It took me a long time to realize how good my parents are at fostering a love of learning, but I’m so grateful that they are.

To say that Sun Valley is my respite


does not entirely capture the love I have for this tiny little valley where I get no cell service except at Shorty’s, the cafe on Main Street (“–not to be confused with…oh wait. There’s nothing else to confuse it with” -Ceisha).

I first came here in 2012, the Thanksgiving of my freshman year.  I was ten pounds heavier than I normally am and acne prone.  I had just finished a massive paper that, to this day, remains one of the works I’m most proud of.  I got in the car with Ceisha (my auntie) in Twin Falls and when she asked me how I was I had to turn away so I didn’t cry in front of my cousin.  I had friends in Provo, yes.  I had great professors in Provo, yes.  I was fine, yes.  But it had been so long since someone had asked me that and looked like they meant it, and it had been even longer since the person asking had been someone who really knew me and would be able to understand.

The first night at their house in the canyon, though, I can’t handle (level of 1 to even: I can’t). I sit at the kitchen table and my uncle asks me about school.

What classes am I taking, he wants to know. Are they all for my Political Science major? (Ugh. I’ve forgotten that I once wanted to do that.)

What’s the plan now? Am I thinking law school? His sister and her husband went to Columbia. I could talk to them if I want to.

Again I have to briefly look away. I’ve forgotten how to handle this type of love.

Those four days or so in Sun Valley became a memory of rest for me.  They became memories of times when no one cared if I wore make up or if I took too long to get ready or if I slept a little more than I should.  I watched “Cupcake Wars” with my cousin and stayed away from the taegu another cousin had just purchased, and I returned to Provo four days later–still acne prone, still overweight–but lighter and more myself.


The next visit was in 2013.  It was less than a year later.  Within that year, I had decided to go on a mission, had received my call, and Ceisha had taken me through the temple in Laie.  I went to Sun Valley with just about three weeks before reporting to the Missionary Training Center in Provo.

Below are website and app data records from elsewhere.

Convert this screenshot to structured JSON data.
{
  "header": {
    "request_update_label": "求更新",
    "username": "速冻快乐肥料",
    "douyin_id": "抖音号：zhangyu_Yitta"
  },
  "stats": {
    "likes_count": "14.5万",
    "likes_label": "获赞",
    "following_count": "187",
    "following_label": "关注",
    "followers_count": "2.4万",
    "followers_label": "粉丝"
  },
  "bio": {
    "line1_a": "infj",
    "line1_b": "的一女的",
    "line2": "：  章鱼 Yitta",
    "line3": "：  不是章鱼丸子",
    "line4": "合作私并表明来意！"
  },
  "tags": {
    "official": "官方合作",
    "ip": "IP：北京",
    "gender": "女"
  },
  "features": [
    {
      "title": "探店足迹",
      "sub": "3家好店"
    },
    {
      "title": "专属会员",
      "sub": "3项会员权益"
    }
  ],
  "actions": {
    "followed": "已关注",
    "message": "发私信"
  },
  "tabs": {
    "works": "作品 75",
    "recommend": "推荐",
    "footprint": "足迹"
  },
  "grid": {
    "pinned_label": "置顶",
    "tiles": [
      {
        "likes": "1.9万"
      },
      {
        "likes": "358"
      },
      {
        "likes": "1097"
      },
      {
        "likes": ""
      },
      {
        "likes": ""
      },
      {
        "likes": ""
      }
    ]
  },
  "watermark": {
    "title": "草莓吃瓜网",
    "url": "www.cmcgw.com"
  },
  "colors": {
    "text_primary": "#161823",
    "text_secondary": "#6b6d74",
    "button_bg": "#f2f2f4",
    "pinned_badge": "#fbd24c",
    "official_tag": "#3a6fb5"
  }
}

Again, it was relaxed.  We ate the diner, we went to a movie, we toured Ketchum.  I wore my hair in buns and sometimes wore makeup and sometimes didn’t, and I relaxed.

We carved pumpkins on my last day.


This visit is now.  It’s 2015.  In the two years since I’ve been to Sun Valley, I’ve served a mission, and come back.  I’ve completed (almost) another semester of college. I’ve switched my major again.  I’ve dated more boys and broken up with more boys and am confused about yet more boys.

My phone doesn’t work here (only the fact that my mom has an iPhone allows our texts to go through), and I love it. I don’t get e-mails. I don’t get calls.  The one text I do receive from a non-iPhone-user is the sweetest, so I’ll keep it.  Mostly I read my biography about Sandra Day O’Connor, play Heads Up with my cousin, and eat good food.

This visit is different, though, because it will be the last.  My cousins are moving back to where we’re all truly from, and my mom is happy but I will miss them.  So I take lots of pictures and try to capture everything I love about this place which really, could be summed up in just a few words: Books.  Space.  Love.

There’s a good feeling in my cousins’ house.  Whoever you are is great.  However you are is great.  We love you, you’re funny, we’re so glad you’re here.

If I could bottle Sun Valley, I’d bottle that feeling.  And I’d drink it in Provo when I get the deadlines on my Arabic homework wrong, or when I like that boy in my ward and I just really wish I wouldn’t, or when I change my major and wonder again, who am I, anyway?

I’d drink that Sun Valley kool-aid (which is wassel, in case you’re curious) and I’d be in a canyon, nestled between snowcapped hills, and I’d be just right at home.


if you ask me the last time I washed my hair, I wouldn’t be able to tell you.

Because really, I can’t remember.

[me at the salon

stylist: do you wash your hair every other day?

me: um, more like every third…or fifth…]